The Missouri Conservation Commission would like to recognize citizens who make outstanding contributions to conservation. Nominations are being sought for the Master Conservationist Award and the Missouri Conservation Hall of Fame. The Master Conservationist Award honors living or deceased citizens while the Missouri Conservation Hall of Fame recognizes deceased individuals. Those who can be considered for either honor are:
- Citizens who performed outstanding acts or whose dedicated service over an extended time produced major progress in fisheries, forestry or wildlife conservation in Missouri.
- Employees of conservation-related agencies who performed outstanding acts or whose dedicated service over an extended time produced major progress in fisheries, forestry or wildlife conservation in Missouri.
Anyone can submit a nomination, which should include a statement describing the nominee’s accomplishments and a brief biography. Criteria and nomination forms for each award are available on the MDC website at www.MissouriConservation.org/node/7763 and www.MissouriConservation.org/node/7759. Please submit nominations by Sept. 1 to Denise Bateman, Missouri Department of Conservation, PO Box 180, Jefferson City, MO 65102-0180 or e-mail to Denise.Bateman@mdc.mo.gov.
A screening committee appointed by the Department’s director meets annually to consider nominees, with the Conservation Commission conveying final approval.
Efforts Soften Blow of Gulf Oil Spill
The Conservation Department has joined a federally led effort to help migratory birds whose winter habitat along the Gulf Coast has been damaged by the Deepwater Horizon oil spill. The USDA Natural Resources Conservation Service announced the Migratory Bird Habitat Initiative (MBHI) in June, and concluded sign-ups Aug. 1.
The goal is to maximize migratory bird habitat and food resources on private land, providing critical wintering habitat for a significant number of waterfowl, wading birds, sparrows and other birds. Missouri counties eligible for MBHI assistance are Bates, Vernon, Lafayette, Johnson, Saline, Cooper, Moniteau, Cole, Bollinger, Scott, Mississippi, Stoddard, Butler, New Madrid, Dunklin, Ripley, Cape Girardeau and Pemiscot.
The MBHI encourages farmers, ranchers and other private landowners in Missouri and seven other southern states to receive payment incentives to provide feeding, loafing and resting areas on lands that can immediately provide this type of habitat, such as rice fields and wetland acreage.
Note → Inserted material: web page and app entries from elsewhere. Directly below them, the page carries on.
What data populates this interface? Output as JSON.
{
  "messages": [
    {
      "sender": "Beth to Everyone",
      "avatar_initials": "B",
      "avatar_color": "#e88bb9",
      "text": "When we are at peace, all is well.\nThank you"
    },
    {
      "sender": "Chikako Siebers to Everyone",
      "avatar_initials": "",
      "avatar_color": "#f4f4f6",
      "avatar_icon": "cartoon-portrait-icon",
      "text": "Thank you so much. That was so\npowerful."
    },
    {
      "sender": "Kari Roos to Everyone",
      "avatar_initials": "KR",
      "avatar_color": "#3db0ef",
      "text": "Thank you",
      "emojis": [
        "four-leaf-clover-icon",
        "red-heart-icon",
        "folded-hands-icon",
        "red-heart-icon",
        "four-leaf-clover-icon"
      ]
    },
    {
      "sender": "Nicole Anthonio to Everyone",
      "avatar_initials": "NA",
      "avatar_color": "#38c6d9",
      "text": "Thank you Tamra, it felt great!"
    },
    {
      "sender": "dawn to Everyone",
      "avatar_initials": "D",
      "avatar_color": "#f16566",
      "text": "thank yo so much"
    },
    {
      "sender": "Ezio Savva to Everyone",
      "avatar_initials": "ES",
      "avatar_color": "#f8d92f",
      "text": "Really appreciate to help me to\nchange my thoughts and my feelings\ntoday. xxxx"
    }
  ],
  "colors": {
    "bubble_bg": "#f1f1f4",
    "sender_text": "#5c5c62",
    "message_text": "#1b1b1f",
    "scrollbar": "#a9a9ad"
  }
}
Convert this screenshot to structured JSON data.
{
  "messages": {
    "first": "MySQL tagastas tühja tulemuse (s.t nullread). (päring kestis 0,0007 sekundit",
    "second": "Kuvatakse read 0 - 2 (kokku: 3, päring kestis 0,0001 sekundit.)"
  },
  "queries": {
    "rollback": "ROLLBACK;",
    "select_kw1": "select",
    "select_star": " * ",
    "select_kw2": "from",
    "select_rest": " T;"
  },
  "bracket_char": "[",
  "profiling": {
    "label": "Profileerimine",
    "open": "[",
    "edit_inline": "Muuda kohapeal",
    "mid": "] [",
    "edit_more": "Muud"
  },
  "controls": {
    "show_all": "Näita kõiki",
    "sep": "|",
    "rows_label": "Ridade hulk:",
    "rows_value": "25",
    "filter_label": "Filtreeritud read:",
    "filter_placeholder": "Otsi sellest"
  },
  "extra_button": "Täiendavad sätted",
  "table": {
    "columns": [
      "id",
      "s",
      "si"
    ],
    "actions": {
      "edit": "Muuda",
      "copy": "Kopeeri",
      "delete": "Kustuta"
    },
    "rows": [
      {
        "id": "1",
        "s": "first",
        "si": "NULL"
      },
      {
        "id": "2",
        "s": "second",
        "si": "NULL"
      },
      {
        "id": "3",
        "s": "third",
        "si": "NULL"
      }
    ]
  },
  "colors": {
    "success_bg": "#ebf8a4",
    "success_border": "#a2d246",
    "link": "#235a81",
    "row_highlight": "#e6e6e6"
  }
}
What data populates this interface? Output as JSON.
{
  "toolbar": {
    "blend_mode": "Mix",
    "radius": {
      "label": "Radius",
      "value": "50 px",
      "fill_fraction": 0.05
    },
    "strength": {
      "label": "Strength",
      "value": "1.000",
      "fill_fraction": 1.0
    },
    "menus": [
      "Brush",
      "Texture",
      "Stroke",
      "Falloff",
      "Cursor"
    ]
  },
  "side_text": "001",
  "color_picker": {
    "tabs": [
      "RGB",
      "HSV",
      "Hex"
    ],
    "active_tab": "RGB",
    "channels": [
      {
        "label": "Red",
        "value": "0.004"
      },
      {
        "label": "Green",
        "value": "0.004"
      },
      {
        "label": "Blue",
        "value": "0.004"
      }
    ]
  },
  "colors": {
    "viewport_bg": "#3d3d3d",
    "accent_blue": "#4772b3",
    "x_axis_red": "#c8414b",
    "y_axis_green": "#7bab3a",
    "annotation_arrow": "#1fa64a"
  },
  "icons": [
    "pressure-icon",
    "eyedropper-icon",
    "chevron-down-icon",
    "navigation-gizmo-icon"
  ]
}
The Conservation Department’s role in the initiative includes advising landowners and helping the NRCS design management practices on enrolled acres. The need is urgent, since migrating birds began arriving in Missouri on their southward migration in mid-July.